Premiums likely will increase next year for many small businesses in Minnesota, but it’s nothing like the jumps proposed for people who buy coverage on their own.
The biggest health insurers in the market are seeking rate increases for small business customers that range from 3 percent to 16 percent, according to filings released this month by the federal government.
The growth rates might sound high compared to wages or general inflation, but they’re a far cry from the individual market, where Minnesota carriers are asking regulators for jumps that range from 36 percent to 67 percent.
The contrast shows the relative stability of what’s called the “small group” market vs. an individual market that’s still undergoing big changes with the federal health law.
“The rules of how somebody buys their insurance, who can buy their insurance and what it might cover were completely rewritten” in the individual market, said Jim Schowalter, chief executive of the Minnesota Council of Health Plans, a trade group for insurers. “That did not happen in small group.”
Small group health plans provide coverage for businesses with two to 50 full-time employees. Last year, about 262,000 people in Minnesota — roughly 5 percent of state residents — had health insurance through these policies.
The individual market provides coverage for self-employed people and those who don’t get health insurance from an employer. Currently, about 270,000 state residents buy policies in the market, which has been the focus of changes with the federal Affordable Care Act.
While the individual market last year saw an average increase of 41 percent, the small business market increase was just 1 percent.
Even at that low rate, costs were high enough that some small business owners questioned if they could afford to continue offering health plans, said Bentley Graves, director of health care and transportation policy for the Minnesota Chamber of Commerce.
The proposed rates for 2017 aren’t final, and could still be marked down through regulatory review. Final numbers are expected Sept. 30. But Graves said the proposed figures released this month struck him as higher than he expected — and possibly big enough to push some small businesses out of the health insurance game.
HealthPartners, one of the two largest small business carriers last year, is asking for average rate increases of 7 to 8 percent for 2017.
Eagan-based Blue Cross and Blue Shield of Minnesota, the other large carrier, wants average increases of 14 to 16 percent. Two midsize carriers are seeking average increases of 3 to 6 percent.
In general, the number of small businesses offering coverage has been declining for several years. The lack of benefits can make it hard for firms to recruit and retain talented workers, Graves said, so the trend threatens a key sector in the state’s economy.
“A lot of the economic energy and vitality comes from small business growth and expansion, and starting businesses,” he said.

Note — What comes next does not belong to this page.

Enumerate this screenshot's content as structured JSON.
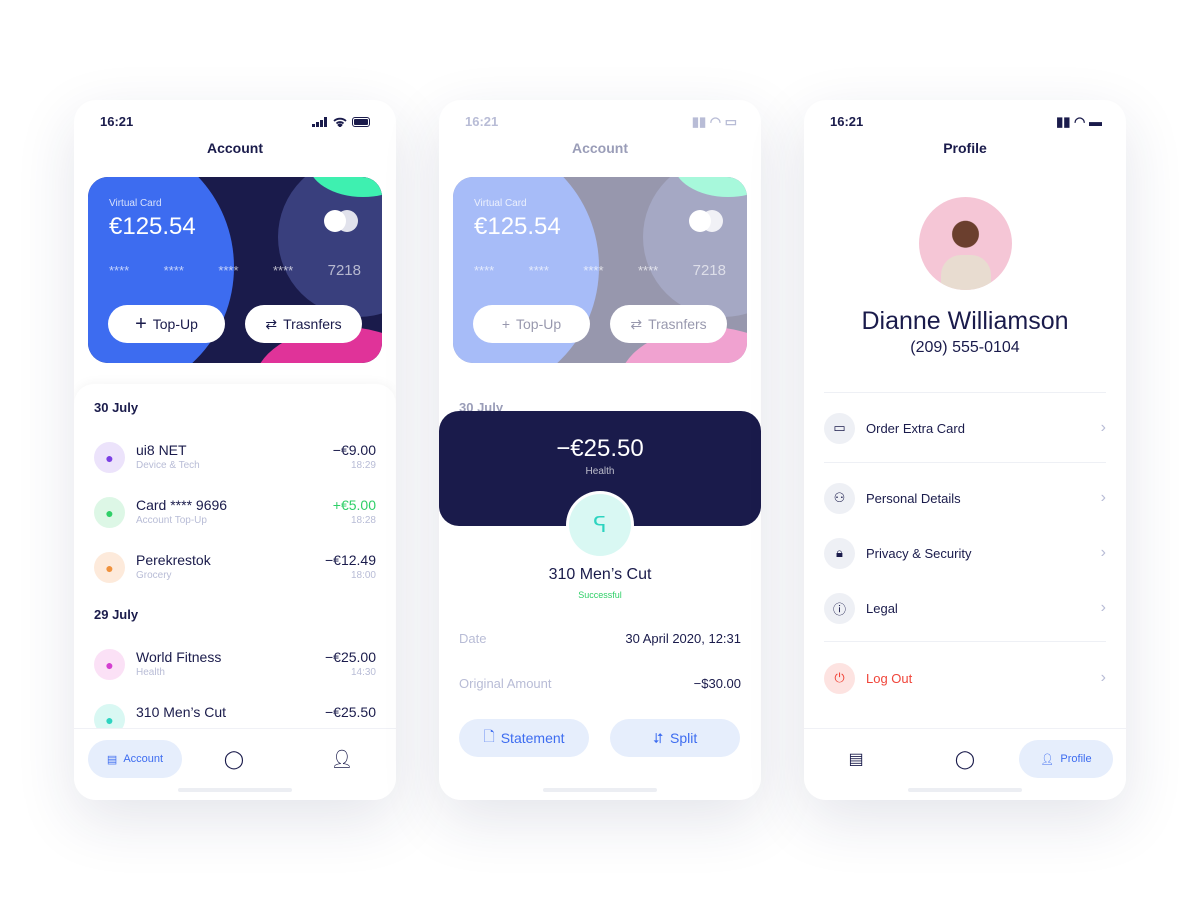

In its filing with regulators, HealthPartners said increases were needed due to “worse than expected 2015 results” and “increased utilization and medical inflation.” Blue Cross cited higher medical costs and utilization trends as well.
“Blue Cross experienced a $16.7 million operating gain on our small employer risk pool in 2015, however we are projecting a small operating loss in 2016,” the company said in its filing. “The requested rate increase is necessary in order to ensure the rate is not deficient for the projected costs.”
For 2016, Blue Cross cut rates on average by about 5 percent for most small groups, according to Commerce Department data. So, with the 2017 rate request “they’re trying to recoup some of their expenses,” said Bob Stein, a benefits consultant who is president of the Minnesota Association of Health Underwriters, a trade group for brokers.
Stein said he’s telling clients they should expect increases in the neighborhood of 6 to 8 percent, which is simply a reflection of what’s happening to the underlying cost of health care. Many groups will find that by increasing deductibles, they can keep premiums pretty level, he said.
Medical cost trends have been picking up due to the growing cost of specialty pharmaceuticals, said John Naylor, a senior vice president at Minnetonka-based Medica. But the market has been stable for years, Naylor said, particularly in contrast to the individual market.
Medica is seeking average rate increases for small groups of about 3 to 4 percent.
“The small group market is a mature risk pool that health plans understand,” Naylor said. “And so, on average, the premium will likely increase with [medical cost] trend, which is somewhere in the mid-single digits.”
In the individual market “there was a transformational change in what makes up that risk pool, and how health plans price it,” Naylor said.
In 2014, the health law made it illegal for health insurers to deny coverage to people based on preexisting conditions. The change prompted the state to start shutting down a high-risk pool for people who previously couldn’t get coverage from insurers, since they could buy in the individual market.
The impact of the shift shows in per-capita claims.
Whereas the average person in the individual market during 2013 had claims of $2,336, the figure jumped last year about 81 percent to $4,239, according to a Star Tribune analysis of Commerce Department data. In the small group market, per-capita claims during the time period increased by 8 percent.
When individual market premiums were relatively low compared with small group rates in 2014, some people moved out of small business plans to capture the savings. Now, insurers are seeing a shift in the other direction.
“We have seen movement from individual plans back to small employer coverage,” said Jim McManus, spokesman for Blue Cross and Blue Shield of Minnesota, in a statement.